The Native Americans of the American Southwest used about 11,500 feathers to make a turkey feather blanket, according to a new publication in the Journal of Archaeological Science: Reports. The people who made such blankets were the ancestors of today’s Pueblo Indians such as the Hopi, Zuni and Rio Grande Pueblos.
A team led by archaeologists from Washington State University analyzed a turkey feather blanket from southeastern Utah, about 800 years old and measuring 99 x 108 cm (about 39 x 42.5 inches), to get a better idea of how it was made. Her work revealed that thousands of down feathers were wound around 180 meters (almost 200 meters) of yucca fiber string to make the blanket, which is currently on display at the Cedars State Park Museum in Blanding, Utah.
The researchers also counted body feathers from the skins of wild turkeys purchased from ethically and legally compliant dealers in Idaho to obtain an estimate of how many turkeys would have been needed to make the feathers of the blanket. Their efforts show that between four and ten turkeys would have been needed to make the blanket, depending on the length of the feathers selected.
“Blankets or robes made with turkey feathers as insulation were widely used by the ancestral Pueblo peoples of today’s highland southwest, but little is known about how they were made because so few such textiles have survived due to their perishability,” said Bill Lipe, Professor Emeritus of Anthropology at WSU and lead author of the paper. “The aim of this study was to shed new light on the production of turkey feather blankets and to explore the economic and cultural aspects of breeding turkeys to provide the feathers.
It is widely believed that clothing and blankets made from animal skins, fur or feathers were innovations that were critical to the spread of humans to cold environments at higher latitudes and altitudes, such as the highlands southwest of the United States, where most of the early settlements were at altitudes above 5,000 feet.
Earlier work by Lipe and others shows that turkey feathers began to replace rabbit skin strips in the first two centuries AD in the construction of twisted blankets in the region.

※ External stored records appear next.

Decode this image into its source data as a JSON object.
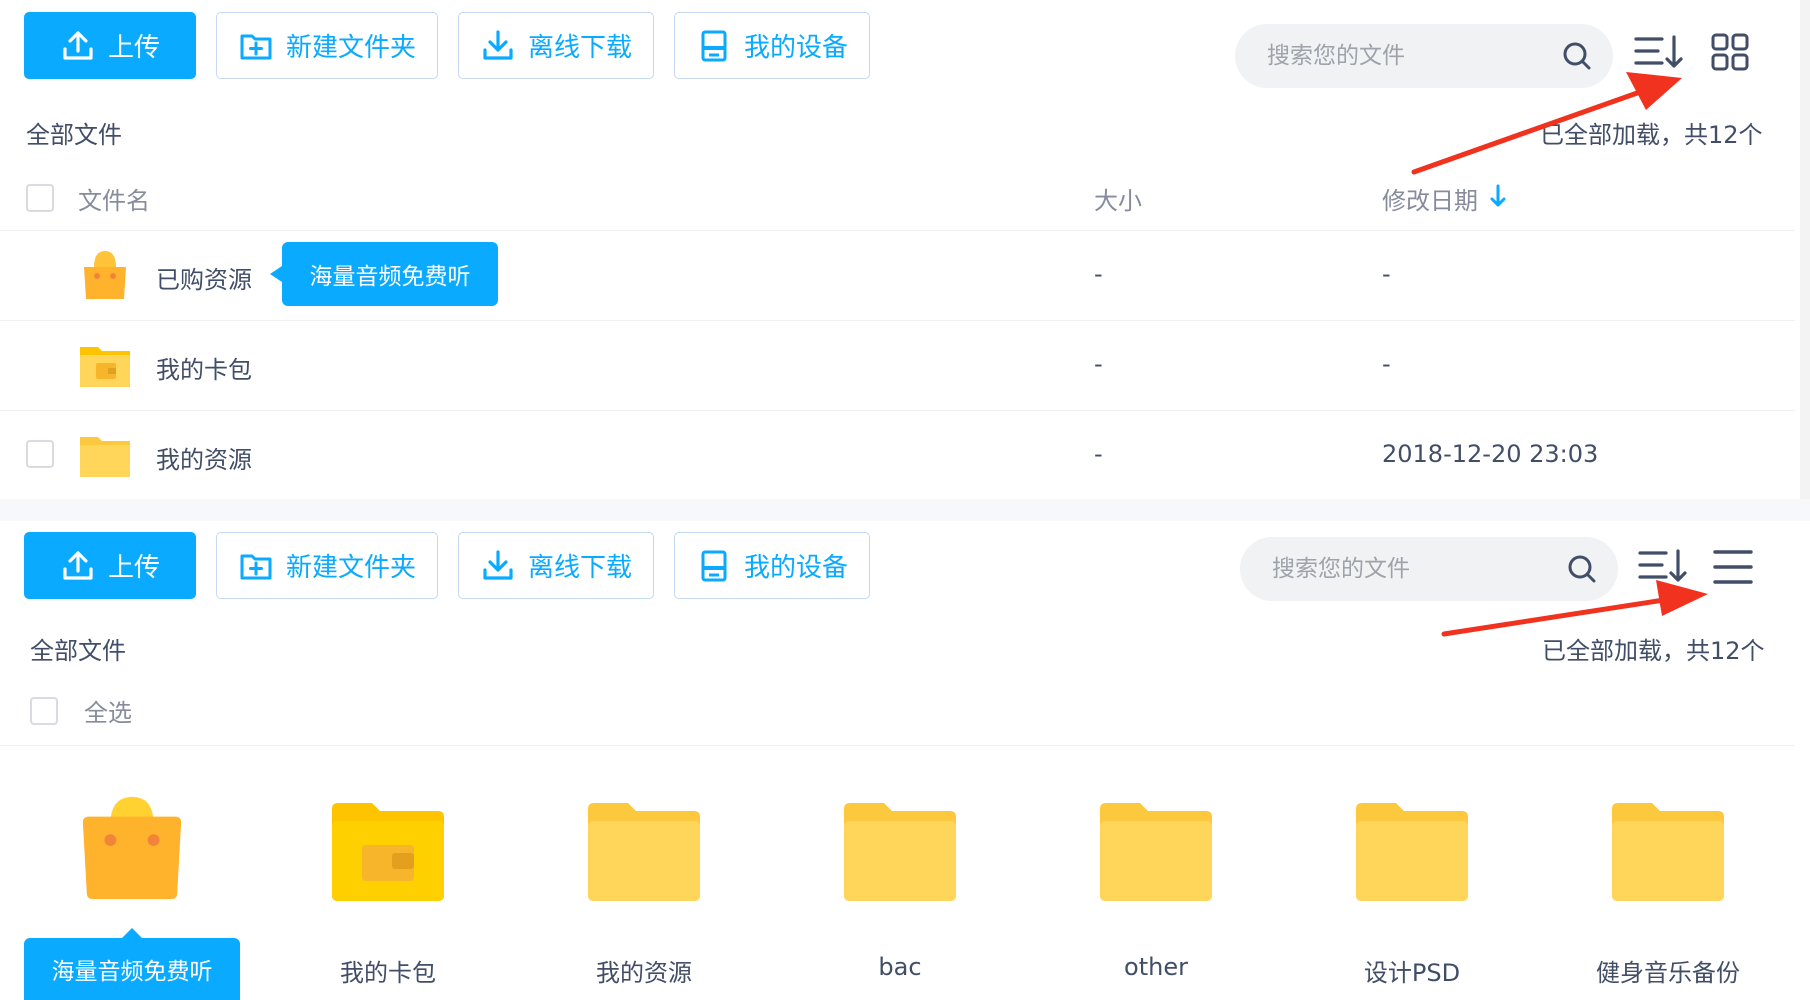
{
  "toolbar": {
    "upload_label": "上传",
    "new_folder_label": "新建文件夹",
    "offline_download_label": "离线下载",
    "my_devices_label": "我的设备"
  },
  "search": {
    "placeholder": "搜索您的文件"
  },
  "breadcrumb": "全部文件",
  "load_status": "已全部加载，共12个",
  "list_view": {
    "columns": {
      "name": "文件名",
      "size": "大小",
      "modified": "修改日期"
    },
    "rows": [
      {
        "name": "已购资源",
        "size": "-",
        "modified": "-",
        "icon": "shopping-bag-icon"
      },
      {
        "name": "我的卡包",
        "size": "-",
        "modified": "-",
        "icon": "wallet-folder-icon"
      },
      {
        "name": "我的资源",
        "size": "-",
        "modified": "2018-12-20 23:03",
        "icon": "folder-icon"
      }
    ],
    "promo_tooltip": "海量音频免费听"
  },
  "grid_view": {
    "select_all": "全选",
    "items": [
      {
        "name": "海量音频免费听",
        "icon": "shopping-bag-icon"
      },
      {
        "name": "我的卡包",
        "icon": "wallet-folder-icon"
      },
      {
        "name": "我的资源",
        "icon": "folder-icon"
      },
      {
        "name": "bac",
        "icon": "folder-icon"
      },
      {
        "name": "other",
        "icon": "folder-icon"
      },
      {
        "name": "设计PSD",
        "icon": "folder-icon"
      },
      {
        "name": "健身音乐备份",
        "icon": "folder-icon"
      }
    ]
  },
  "colors": {
    "accent": "#09AAFF",
    "folder": "#FFD659",
    "annotation_arrow": "#F0321E"
  }
}
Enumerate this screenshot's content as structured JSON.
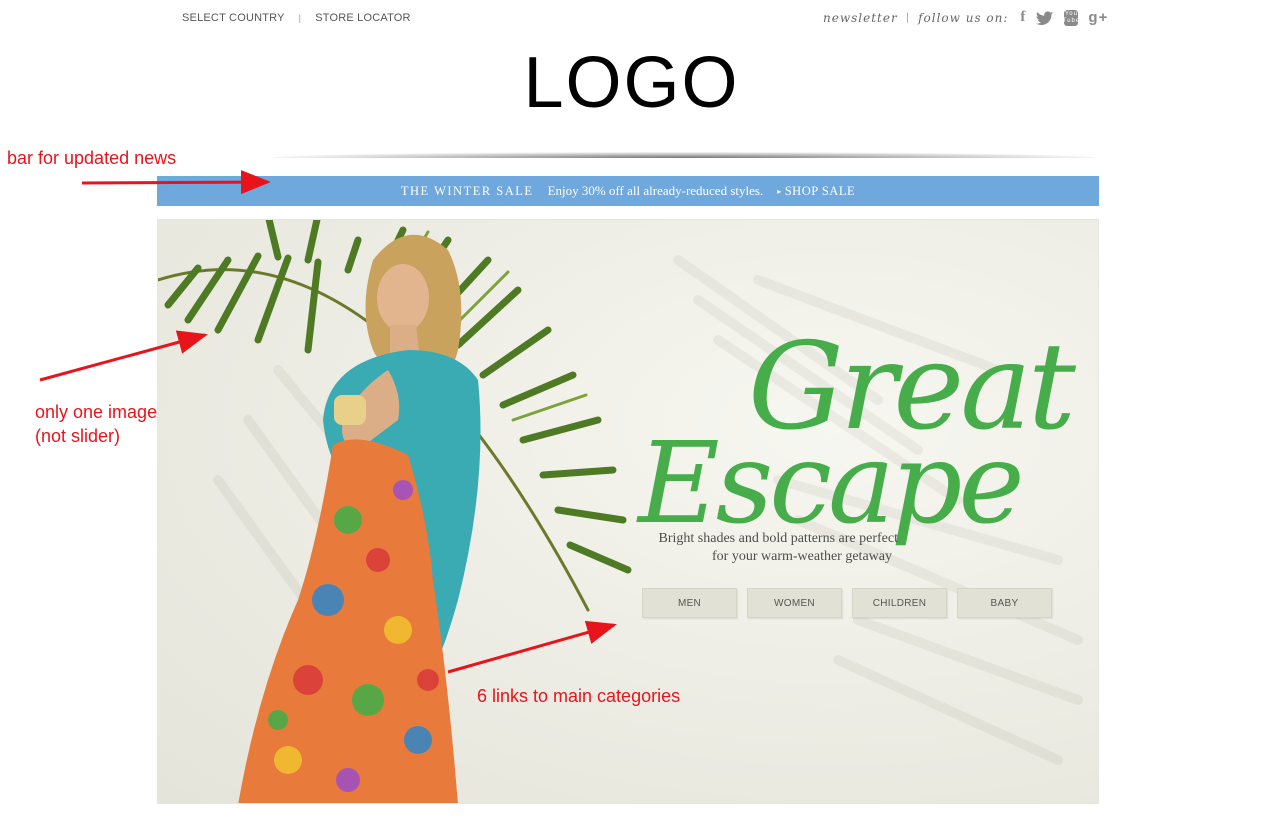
{
  "utility": {
    "select_country": "SELECT COUNTRY",
    "separator": "|",
    "store_locator": "STORE LOCATOR",
    "newsletter": "newsletter",
    "follow_us": "follow us on:",
    "social_icons": [
      "facebook-icon",
      "twitter-icon",
      "youtube-icon",
      "google-plus-icon"
    ],
    "facebook_glyph": "f",
    "youtube_glyph_top": "You",
    "youtube_glyph_bottom": "Tube",
    "googleplus_glyph": "g+"
  },
  "logo": "LOGO",
  "newsbar": {
    "title": "THE WINTER SALE",
    "text": "Enjoy 30% off all already-reduced styles.",
    "link": "SHOP SALE",
    "color": "#6fa8dc"
  },
  "hero": {
    "headline_line1": "Great",
    "headline_line2": "Escape",
    "subcopy_line1": "Bright shades and bold patterns are perfect",
    "subcopy_line2": "for your warm-weather getaway",
    "headline_color": "#46ad4a",
    "categories": [
      "MEN",
      "WOMEN",
      "CHILDREN",
      "BABY"
    ]
  },
  "annotations": {
    "news_bar": "bar for updated news",
    "image_line1": "only one image",
    "image_line2": "(not slider)",
    "categories": "6 links to main categories",
    "color": "#e8141c"
  }
}
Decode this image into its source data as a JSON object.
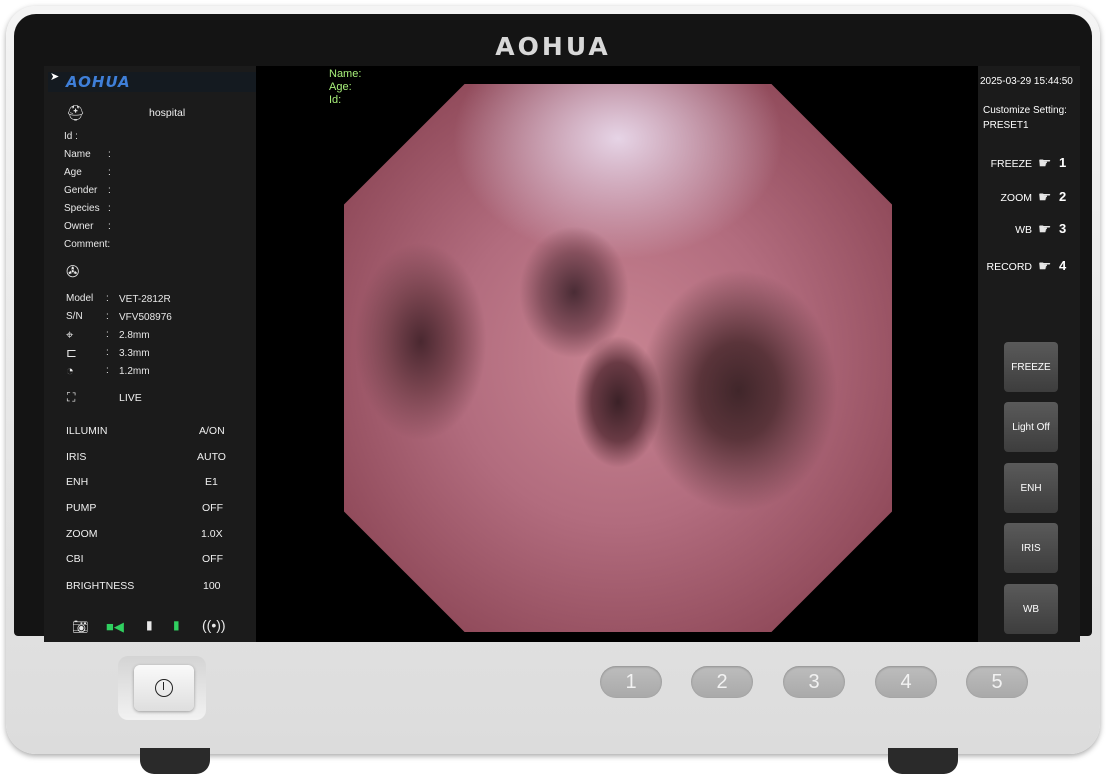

Ethnographic data suggests that the blankets were made by women and were used in cold weather as capes, sleeping blankets, and finally as burial bags.
“When the rural population of Pueblo species flourished, there were probably many thousands of feather blankets in circulation at the same time,” said Shannon Tushingham, a co-author of the study and assistant professor of anthropology at WSU. “It is likely that every member of an ancestral pueblo community, from infants to adults, owned one.
Another interesting result of the study was that the turkey feathers used by ancestral Pueblo peoples to make clothing were most likely harvested painlessly from live birds during the natural moulting season. This would have allowed for the sustainable collection of feathers several times a year during a bird’s lifetime, which could have exceeded 10 years. Archaeological findings indicate that turkeys have generally not been used as a food source since their domestication in the first centuries B.C. until the 1100s and 1200s B.C., when the wild stocks in the region were exhausted by over-hunting.
Prior to this period, most of the turkey bones reported from archaeological sites are whole skeletons of adult birds that were deliberately buried, indicating a ritual or cultural significance. Such burials took place even when more turkeys were reared for food.
“When the blanket that we analyzed for our study was made, we thought that the birds that provided the feathers would probably have been treated as household essentials and completely buried in early 1200 AD,” said Lipe. “This reverence for turkeys and their feathers is still evident today in the dances and rituals of the pueblo. They are at the top of the list of eagle feathers that are symbolically and culturally important”.
In the long term, the researchers hope that the study will help people to understand the importance of turkeys to Native American cultures throughout the Southwest.
“Turkeys were one of the very few domesticated animals in North America until the Europeans arrived around 1500 and 1600,” Tushingham said. “They had and still have a very important cultural Ro